Weird stuff is going on in the Melbourne Critical Mass “community.” Flames, etc appearing on the mailing list, and the sound of personalities clashing in the night…

There has been an interesting discussion on bells and the sounding of same prior to passing pedestrians. The argument for is in the interests of peace and harmony of all human-powered transport, the argument against is that most pedestrians on cyclable paths either know the bikes are there, and so don’t need the bells, or don’t know the bikes are there, and are such dopey idiots that making a warning noise is not in the best interests of cyclist or pedestrian.

The law requires me to have an “approved sound maker” “affixed to my bicycle.” Is my voice, capable of a large dynamic range, considerable volume, and wide variation, an “approved sound maker?” Is my 85kg mass, attached at seat, pedals and handlebars, better “affixed” than a bell or tweeter held on by a clip or one phillips-head screw?
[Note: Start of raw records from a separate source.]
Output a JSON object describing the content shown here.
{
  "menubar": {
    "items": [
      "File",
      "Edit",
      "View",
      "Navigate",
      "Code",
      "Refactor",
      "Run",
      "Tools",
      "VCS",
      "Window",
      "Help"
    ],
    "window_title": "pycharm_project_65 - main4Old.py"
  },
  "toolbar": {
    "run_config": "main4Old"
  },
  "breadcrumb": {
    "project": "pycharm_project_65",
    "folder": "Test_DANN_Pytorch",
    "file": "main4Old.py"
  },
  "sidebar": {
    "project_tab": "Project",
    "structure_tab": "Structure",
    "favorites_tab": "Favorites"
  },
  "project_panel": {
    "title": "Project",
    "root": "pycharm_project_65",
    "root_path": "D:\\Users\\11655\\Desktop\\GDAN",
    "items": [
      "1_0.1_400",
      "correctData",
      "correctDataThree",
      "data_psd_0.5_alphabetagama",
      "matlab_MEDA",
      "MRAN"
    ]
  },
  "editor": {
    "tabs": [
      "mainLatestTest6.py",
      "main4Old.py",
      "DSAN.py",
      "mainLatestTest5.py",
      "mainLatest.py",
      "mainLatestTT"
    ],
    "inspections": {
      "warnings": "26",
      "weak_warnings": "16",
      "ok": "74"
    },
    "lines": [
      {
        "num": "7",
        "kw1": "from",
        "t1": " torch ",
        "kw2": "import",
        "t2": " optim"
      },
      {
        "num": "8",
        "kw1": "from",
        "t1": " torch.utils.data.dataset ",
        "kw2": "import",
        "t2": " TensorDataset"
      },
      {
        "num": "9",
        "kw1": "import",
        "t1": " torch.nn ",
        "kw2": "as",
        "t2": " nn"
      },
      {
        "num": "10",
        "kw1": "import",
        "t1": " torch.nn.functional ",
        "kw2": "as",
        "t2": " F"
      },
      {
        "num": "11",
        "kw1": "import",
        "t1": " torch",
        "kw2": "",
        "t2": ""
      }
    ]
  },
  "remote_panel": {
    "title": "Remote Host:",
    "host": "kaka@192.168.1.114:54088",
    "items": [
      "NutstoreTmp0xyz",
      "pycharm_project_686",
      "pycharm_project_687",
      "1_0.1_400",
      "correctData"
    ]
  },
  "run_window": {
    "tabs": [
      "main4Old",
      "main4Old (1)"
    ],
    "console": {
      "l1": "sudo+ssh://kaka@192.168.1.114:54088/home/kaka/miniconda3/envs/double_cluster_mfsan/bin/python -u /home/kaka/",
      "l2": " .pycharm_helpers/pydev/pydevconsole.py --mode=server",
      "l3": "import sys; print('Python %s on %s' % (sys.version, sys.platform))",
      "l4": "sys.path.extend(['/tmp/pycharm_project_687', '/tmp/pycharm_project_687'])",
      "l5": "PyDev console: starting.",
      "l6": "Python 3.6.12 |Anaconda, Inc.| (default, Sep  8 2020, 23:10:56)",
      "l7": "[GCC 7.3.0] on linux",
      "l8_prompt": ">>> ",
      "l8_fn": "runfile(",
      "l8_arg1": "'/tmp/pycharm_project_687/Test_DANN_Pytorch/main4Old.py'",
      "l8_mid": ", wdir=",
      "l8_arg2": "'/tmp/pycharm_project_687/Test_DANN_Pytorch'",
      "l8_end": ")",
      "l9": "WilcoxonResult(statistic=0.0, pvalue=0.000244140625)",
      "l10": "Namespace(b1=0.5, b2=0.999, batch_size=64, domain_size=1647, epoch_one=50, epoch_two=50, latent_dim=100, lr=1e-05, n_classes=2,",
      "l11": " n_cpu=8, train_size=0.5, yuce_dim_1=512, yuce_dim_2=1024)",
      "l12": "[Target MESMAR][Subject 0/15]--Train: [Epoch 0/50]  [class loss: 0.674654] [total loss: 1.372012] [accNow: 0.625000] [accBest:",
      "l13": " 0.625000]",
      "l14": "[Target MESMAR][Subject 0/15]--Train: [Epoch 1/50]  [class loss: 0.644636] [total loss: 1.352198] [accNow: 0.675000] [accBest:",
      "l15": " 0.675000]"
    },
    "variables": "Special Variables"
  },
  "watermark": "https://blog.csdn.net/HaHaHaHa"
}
These questions and more can be asked of your local magistrate…

Woo! Bicycle Victoria has redesigned their webpages. It still amuses me that Bicycle Victoria has a “.com” domain while Bicycle NSW has a “.org” registration — and it seems to reflect their focus as commercial ride organisers rather than bicycle activism. Oh well, it looks like I’m out of luck with respect to the bells, below is a direct quote from Bicycle Victoria.

Bells are of little use in alerting people in motor vehicles but can help alert people who are about to step onto the roadway.

  • The rules

    Traffic regulations require a rider to have a bell fitted. The penalty for riding a bicycle without a bell is $50. The penalty refers specifically to a bell. The old definition of an audible warning device no longer applies - so you can’t argue that your voice meets the regulations.

I wonder how the law regards air-horns, since they obviously aren’t “bells? Strangely enough, the requirements don’t apply to tandems or other non-standard bicycles!

It’s too nice a day, I should be outside riding my bike.

In keeping with the day’s bicycle orientation, I went and attended Bicycle Victoria’s Annual General Meeting this evening — something I’ve never done in the past. I have my own views on BV, and of how they’ve changed over the years, and of what their focus is these days, after five years as a member I thought I’d see what the AGM was like.

A few observations from the meeting:

  • Out of a membership of around 30,000, approximately 50 people attended the AGM.
  • The motto “/More People Cycling More Often/” might well be amended to “/More People Cycling More Often — so long as we can make money off the events they’re cycling in/.”
  • The crisis in public-liability insurance is causing much consternation, both to BV and to the related BUGs.
  • Owing to “commercial sensitivity,” the majority of BV’s financial information is not available to its members — whether there is a real or imagined threat to their income is not known, but it only serves to hilight any suspicions that members have.
  • The statements “/All organized rides were financially successful/” and “/Easter-bike is no longer held since it is not financially viable/” seem a little circular. It appears that the money is more important than getting “more people cycling” in this instance, and that the one family-oriented event cannot be cross-subsidised by other events.
  • The closing of BV’s office the day before an important special meeting was explained as incompetence, rather than malice or any sinister motive to rail-road through changes to the constitution at that meeting.
  • The councillors, old and new, seemed to be predominantly business people, or “recent new cyclists.” It appears that once you are a regular cyclist, you are no longer the primary focus of Bicycle Victoria. This seems to be reinforced by their emphasis on off-road paths and recreational facilities.